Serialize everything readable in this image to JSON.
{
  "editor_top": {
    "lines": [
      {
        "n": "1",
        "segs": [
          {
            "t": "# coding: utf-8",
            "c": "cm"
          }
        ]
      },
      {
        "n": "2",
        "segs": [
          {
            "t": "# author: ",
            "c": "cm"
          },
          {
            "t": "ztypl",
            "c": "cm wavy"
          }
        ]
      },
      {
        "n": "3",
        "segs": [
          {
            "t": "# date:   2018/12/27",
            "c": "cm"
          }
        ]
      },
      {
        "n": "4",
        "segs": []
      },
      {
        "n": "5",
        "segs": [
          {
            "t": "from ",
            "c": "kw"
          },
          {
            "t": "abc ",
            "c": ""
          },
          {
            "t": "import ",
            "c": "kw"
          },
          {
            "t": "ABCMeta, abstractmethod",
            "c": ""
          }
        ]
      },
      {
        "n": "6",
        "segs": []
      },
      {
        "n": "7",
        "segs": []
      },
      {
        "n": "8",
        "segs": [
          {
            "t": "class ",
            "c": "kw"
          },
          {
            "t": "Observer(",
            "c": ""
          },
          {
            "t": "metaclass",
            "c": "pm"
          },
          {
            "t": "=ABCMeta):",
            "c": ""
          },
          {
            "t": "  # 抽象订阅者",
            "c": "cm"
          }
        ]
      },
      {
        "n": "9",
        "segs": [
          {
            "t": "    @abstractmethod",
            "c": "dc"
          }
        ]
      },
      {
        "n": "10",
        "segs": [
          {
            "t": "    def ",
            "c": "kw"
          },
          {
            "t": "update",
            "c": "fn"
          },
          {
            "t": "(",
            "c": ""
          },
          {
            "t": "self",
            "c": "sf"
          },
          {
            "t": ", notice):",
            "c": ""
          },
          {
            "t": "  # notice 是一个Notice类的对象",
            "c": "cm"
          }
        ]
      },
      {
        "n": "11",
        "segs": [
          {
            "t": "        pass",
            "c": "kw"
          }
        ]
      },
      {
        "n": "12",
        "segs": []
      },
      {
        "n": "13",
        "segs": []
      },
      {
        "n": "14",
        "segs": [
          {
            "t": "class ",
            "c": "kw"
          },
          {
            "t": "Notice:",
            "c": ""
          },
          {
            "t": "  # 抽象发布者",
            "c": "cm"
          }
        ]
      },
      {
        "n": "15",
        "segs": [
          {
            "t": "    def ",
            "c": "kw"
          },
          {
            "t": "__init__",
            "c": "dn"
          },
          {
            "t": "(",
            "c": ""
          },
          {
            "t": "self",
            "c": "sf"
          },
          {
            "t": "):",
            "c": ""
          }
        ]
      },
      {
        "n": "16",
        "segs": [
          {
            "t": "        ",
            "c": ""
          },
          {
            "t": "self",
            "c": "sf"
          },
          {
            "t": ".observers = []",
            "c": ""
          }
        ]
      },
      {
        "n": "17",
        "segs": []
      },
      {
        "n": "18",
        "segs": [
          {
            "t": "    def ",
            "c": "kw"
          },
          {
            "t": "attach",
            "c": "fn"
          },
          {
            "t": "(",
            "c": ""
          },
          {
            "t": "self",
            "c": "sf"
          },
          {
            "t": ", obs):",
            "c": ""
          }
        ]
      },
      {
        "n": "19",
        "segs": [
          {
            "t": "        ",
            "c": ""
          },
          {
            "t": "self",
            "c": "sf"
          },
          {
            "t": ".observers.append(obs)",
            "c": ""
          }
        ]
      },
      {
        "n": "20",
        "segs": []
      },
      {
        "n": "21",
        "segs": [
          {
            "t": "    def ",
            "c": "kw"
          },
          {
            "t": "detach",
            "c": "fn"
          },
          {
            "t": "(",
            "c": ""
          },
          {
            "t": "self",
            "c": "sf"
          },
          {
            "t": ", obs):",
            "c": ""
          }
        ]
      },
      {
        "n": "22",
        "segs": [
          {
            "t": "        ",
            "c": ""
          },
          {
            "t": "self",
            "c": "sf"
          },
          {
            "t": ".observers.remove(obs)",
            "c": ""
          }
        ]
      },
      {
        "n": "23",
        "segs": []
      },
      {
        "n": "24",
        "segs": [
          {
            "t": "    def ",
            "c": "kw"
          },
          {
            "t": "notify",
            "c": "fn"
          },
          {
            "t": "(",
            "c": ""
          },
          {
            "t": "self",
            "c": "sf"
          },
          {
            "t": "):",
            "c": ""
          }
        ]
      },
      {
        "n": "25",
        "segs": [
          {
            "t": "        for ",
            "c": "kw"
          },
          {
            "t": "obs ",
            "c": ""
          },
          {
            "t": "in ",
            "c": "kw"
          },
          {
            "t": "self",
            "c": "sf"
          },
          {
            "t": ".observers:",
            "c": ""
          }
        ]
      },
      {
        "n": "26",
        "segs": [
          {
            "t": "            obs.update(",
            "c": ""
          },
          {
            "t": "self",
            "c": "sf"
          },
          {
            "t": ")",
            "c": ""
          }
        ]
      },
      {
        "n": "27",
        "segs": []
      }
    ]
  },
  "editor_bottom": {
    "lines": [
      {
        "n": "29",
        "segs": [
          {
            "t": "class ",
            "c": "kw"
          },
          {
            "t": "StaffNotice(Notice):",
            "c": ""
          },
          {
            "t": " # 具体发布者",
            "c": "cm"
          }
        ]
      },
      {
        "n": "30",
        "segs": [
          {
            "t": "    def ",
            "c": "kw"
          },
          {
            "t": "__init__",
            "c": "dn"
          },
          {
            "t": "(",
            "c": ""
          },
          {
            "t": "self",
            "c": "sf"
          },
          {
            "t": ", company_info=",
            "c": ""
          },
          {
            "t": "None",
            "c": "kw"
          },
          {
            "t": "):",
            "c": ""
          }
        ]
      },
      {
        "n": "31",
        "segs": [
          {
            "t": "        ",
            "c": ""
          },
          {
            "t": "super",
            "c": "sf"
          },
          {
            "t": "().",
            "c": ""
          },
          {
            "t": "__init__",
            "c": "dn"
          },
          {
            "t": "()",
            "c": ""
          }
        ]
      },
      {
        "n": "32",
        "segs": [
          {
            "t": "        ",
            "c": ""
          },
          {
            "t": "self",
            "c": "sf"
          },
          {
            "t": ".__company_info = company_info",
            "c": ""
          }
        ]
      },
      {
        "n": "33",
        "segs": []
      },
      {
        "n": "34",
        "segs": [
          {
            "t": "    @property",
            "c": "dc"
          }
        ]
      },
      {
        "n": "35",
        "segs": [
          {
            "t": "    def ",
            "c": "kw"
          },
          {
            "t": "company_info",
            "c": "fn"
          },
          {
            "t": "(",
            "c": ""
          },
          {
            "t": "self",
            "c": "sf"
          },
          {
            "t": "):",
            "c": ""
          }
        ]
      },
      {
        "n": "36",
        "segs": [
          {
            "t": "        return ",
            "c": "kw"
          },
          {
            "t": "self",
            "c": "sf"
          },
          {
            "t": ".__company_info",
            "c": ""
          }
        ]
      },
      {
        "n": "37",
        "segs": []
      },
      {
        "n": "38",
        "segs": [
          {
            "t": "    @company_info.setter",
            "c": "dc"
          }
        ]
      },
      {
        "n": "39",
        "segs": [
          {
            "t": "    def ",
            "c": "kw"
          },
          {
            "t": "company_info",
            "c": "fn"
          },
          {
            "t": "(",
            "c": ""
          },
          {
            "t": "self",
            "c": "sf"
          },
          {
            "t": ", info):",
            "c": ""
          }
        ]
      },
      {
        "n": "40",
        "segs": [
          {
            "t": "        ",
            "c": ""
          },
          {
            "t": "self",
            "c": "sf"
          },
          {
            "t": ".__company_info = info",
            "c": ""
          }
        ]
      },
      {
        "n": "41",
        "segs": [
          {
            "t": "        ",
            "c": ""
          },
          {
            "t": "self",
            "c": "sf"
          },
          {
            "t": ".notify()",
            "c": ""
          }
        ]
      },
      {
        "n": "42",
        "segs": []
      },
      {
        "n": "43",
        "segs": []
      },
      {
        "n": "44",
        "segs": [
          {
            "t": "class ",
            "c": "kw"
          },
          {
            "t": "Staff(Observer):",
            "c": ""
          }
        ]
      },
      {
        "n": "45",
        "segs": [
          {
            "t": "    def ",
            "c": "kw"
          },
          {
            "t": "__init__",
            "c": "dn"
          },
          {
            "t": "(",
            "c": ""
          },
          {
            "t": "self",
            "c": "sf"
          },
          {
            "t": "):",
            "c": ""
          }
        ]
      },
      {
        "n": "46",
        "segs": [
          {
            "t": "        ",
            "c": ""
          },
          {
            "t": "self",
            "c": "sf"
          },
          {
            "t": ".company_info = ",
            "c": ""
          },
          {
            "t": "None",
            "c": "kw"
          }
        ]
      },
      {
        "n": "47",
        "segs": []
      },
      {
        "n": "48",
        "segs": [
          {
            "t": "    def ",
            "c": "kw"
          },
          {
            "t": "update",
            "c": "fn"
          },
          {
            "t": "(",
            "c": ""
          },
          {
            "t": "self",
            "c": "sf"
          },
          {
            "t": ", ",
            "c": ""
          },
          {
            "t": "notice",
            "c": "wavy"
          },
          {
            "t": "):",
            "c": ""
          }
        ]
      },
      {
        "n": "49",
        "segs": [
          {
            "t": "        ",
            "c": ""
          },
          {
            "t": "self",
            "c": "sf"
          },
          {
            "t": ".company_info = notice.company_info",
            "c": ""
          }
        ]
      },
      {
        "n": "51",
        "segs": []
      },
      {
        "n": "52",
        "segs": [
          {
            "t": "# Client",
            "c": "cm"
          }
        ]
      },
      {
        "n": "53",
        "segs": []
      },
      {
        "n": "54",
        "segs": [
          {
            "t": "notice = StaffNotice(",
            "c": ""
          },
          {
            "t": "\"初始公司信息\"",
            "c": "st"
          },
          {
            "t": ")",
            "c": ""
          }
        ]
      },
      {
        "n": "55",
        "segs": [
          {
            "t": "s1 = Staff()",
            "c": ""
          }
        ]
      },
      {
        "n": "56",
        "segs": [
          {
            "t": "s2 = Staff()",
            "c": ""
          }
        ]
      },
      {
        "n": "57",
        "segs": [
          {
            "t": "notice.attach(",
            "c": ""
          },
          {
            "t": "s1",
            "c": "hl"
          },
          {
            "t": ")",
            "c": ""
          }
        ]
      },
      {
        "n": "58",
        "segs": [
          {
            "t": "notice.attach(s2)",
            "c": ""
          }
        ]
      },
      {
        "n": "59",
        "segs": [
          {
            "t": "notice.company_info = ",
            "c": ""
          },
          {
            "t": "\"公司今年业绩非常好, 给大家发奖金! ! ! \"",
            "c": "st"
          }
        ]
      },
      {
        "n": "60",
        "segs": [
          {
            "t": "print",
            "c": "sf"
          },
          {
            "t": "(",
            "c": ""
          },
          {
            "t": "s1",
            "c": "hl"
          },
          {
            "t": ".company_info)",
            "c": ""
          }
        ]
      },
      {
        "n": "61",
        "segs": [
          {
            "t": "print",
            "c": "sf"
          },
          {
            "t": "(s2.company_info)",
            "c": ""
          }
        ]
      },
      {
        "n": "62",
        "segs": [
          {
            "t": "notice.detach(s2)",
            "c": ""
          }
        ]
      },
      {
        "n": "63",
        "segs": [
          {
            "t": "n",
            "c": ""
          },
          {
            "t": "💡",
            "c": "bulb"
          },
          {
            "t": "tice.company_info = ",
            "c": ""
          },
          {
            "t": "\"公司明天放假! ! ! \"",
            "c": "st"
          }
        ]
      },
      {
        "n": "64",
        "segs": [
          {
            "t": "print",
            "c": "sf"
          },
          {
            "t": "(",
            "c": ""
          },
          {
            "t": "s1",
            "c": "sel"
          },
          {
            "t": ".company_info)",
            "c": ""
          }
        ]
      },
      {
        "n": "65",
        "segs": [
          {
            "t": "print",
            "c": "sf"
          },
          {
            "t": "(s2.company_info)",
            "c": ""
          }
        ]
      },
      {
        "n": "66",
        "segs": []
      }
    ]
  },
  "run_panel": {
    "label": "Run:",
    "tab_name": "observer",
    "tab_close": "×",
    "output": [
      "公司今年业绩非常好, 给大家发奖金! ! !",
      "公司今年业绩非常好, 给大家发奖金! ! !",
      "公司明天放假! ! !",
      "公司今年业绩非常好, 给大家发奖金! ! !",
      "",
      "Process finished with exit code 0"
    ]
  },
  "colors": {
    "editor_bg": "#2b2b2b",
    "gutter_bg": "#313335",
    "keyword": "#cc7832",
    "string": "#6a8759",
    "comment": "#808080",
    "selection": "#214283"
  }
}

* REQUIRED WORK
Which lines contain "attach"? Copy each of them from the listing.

* TASK ANSWER
            "t": "attach",
            "t": "notice.attach(",
            "t": "notice.attach(s2)",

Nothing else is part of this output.